Sighingly, I sighed a big sigh (sightastically so) when I heard about the Government 2.0 taskforce… thingy.
According to the superconfusing, co-trans-communicative blogpage 1.7:
The Government 2.0 Taskforce (‘Taskforce’) will advise and assist the Government to:
- make government information more accessible and usable — to establish a pro-disclosure culture around non-sensitive public sector information;
- make government more consultative, participatory and transparent — to maximise the extent to which government utilises the views, knowledge and resources of the general community;
- build a culture of online innovation within Government — to ensure that government is receptive to the possibilities created by new collaborative technologies and uses them to advance its ambition to continually improve the way it operates;
- promote collaboration across agencies with respect to online and information initiatives — to ensure that efficiencies, innovations, knowledge and enthusiasm are shared on a platform of open standards; and
- identify and/or trial initiatives that may achieve or demonstrate how to accomplish the above objectives.
The Taskforce will advise Government on structural barriers that prevent, and policies to promote, greater information disclosure, digital innovation and online engagement including the division of responsibilities for, and overall coordination of, these issues within government. [‘About’, Source]
That’s all good and dandy, and very 1980s. Hooray for fresh new ideas.
This week, they released a multistructured end-user interfaced report, freshly and innovatively pro-titled ‘Engage: Getting on with Government 2.0‘.
Freak me sideways, internets. Freak me sideways.
Okay, maybe I’m not being positive enough about all this new jargon and awkward colloquialisms (‘Getting on with’? Really?). This is a Brave New World of Innovation! As a mid-twenties male, I should be all about 2.0. I mean, ‘2.0’ means instant success! Windows 2.0 brought us Microsoft Word and Excel. Version 2.0 was my introduction to Garbage. iSnack 2.0 was renamed because it didn’t live up to the 2.0 standard.
Engage seems scarily iSnackish. From the introduction:
[A]s people engage, possibilities – foreseeable and otherwise – are unlocked through the invention, creativity and hard work of citizens, business and community organisations. [Engage, Source]
In more cutting edge news: Water is wet!
Who would have guessed that inventions would ‘unlock’ possibilities? Which stoned undergraduate philosophy student helped them write that line? ‘Woah… And, like, possibilities are totally, like, unlocked through inventions and the whole world might be a computer game…’ Thank you, writers of Engage for your insightful and extremely nontrivial comments.
Even better is a few lines after that where they state that the ‘need for public servants to continue to be professional and apolitical’ restrains too much in the way of radical Gov2.0 changes, and that ‘[c]reating the culture and practices that can seize the new opportunities but yet stay true to enduring public service values will not be easy’. In the very next line: ‘We have little to lose, and much to gain from moving boldly in this direction’. Yup, apparently Captain Kirk thinks that losing the public service values is small potatoes when compared to the benefits of being able to read Government Brand Twitter.

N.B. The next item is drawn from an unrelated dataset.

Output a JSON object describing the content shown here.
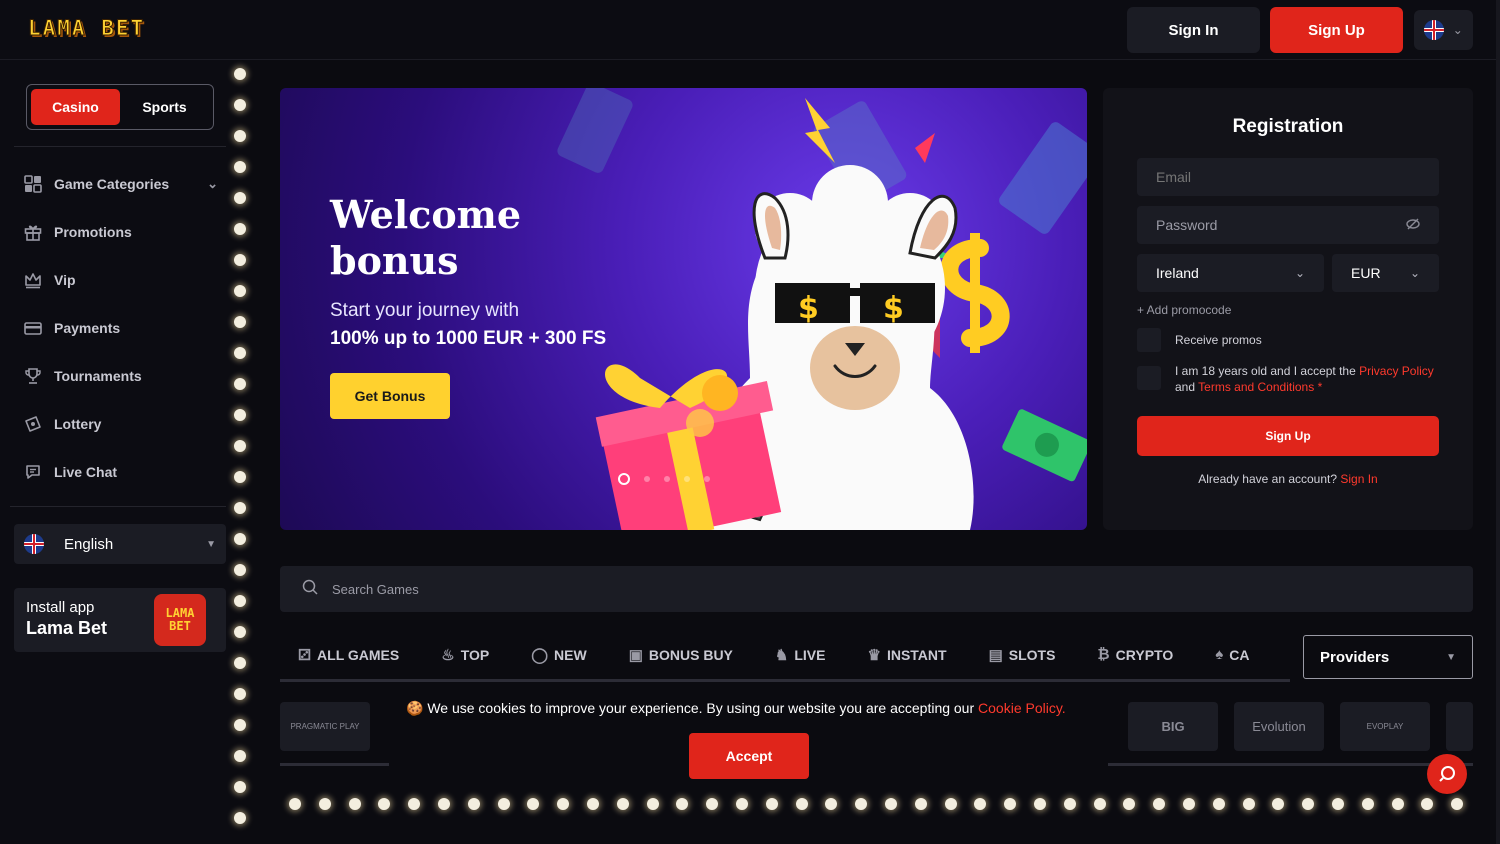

Look, it’s not all bad. The recommendation that government agencies move towards open source software (while keeping security issues in mind) is a great way for agencies to reduce their IT operating costs. And encouraging departments to create user-friendly websites is also a good idea. But these are in no way new or innovative ideas. The report is more gleam than substance and, if you’ve got your cynical hats on, it seems that might be the idea. ‘Just look at all this Government 2.0 going on! Haven’t we moved mountains to show how cutting edge we all are?’
But the enterprise is fraught with risks. We barely go a semester without hearing of some government agency releasing private information to the public domain. In Victoria, for example, the government is being criticised (rightly so) for releasing the police records of protesters. If we attempt to make the public service more public, how long will it be before things get released which shouldn’t and individual public servants start becoming public figures? Are we going to have a string of Godwin Greches if public servants are given the opportunity to cause media spectacles? How does all this public contact gel with the need to be apolitical if public servants are personally more accessible?
Maybe we should focus more on the ‘service’ aspect and less on the public aspect.
In other news, new Zelda game out today. Best handheld Zelda to date. More on its awesomeness later.